Exercise brief:
Go through the lines below. Copy those with "ředitel".

Dataset records
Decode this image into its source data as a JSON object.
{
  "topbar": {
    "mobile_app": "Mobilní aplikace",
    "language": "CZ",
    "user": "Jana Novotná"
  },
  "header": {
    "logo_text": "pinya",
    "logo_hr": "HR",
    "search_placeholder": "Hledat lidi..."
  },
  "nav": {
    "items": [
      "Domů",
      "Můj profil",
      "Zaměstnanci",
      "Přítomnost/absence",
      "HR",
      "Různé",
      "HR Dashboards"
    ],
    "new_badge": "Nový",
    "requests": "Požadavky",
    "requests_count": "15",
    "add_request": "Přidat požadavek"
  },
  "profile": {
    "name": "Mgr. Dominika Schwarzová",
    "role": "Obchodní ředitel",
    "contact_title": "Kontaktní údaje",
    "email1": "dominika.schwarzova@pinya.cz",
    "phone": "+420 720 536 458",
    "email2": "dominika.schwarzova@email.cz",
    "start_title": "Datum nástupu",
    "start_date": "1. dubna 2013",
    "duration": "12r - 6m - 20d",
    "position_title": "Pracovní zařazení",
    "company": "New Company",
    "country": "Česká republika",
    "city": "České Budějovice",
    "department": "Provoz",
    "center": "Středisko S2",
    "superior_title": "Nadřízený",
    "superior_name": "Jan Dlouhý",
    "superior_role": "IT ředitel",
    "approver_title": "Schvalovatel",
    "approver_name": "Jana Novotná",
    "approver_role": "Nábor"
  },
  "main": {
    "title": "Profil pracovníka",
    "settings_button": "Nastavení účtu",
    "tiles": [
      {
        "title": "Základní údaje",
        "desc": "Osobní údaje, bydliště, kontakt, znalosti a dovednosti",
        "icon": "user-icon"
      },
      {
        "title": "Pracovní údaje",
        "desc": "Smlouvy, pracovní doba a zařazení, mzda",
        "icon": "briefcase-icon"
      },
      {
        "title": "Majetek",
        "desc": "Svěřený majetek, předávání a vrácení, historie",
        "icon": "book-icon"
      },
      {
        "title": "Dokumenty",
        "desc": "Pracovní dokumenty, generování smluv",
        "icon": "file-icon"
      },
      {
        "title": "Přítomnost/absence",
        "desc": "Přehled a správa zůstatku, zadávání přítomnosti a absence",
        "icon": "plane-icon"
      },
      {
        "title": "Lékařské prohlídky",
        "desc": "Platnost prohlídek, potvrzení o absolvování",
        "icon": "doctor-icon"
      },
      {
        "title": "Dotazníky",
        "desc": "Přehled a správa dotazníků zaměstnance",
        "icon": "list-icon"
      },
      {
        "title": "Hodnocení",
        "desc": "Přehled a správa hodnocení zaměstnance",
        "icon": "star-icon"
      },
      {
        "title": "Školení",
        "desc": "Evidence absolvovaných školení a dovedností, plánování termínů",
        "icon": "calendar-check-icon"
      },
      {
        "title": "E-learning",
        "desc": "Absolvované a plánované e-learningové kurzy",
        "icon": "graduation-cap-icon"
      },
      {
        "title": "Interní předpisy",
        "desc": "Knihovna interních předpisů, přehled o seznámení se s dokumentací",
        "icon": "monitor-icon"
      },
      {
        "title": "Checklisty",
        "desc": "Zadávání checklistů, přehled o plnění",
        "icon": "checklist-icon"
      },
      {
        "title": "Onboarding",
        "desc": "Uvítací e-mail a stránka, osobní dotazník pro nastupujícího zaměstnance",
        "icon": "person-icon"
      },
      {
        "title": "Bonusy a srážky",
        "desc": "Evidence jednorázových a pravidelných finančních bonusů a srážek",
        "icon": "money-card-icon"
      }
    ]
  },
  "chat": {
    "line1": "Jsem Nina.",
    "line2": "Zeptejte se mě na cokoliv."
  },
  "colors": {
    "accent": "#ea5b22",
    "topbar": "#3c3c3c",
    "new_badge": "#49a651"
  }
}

Finished exercise:
    "role": "Obchodní ředitel",
    "superior_role": "IT ředitel",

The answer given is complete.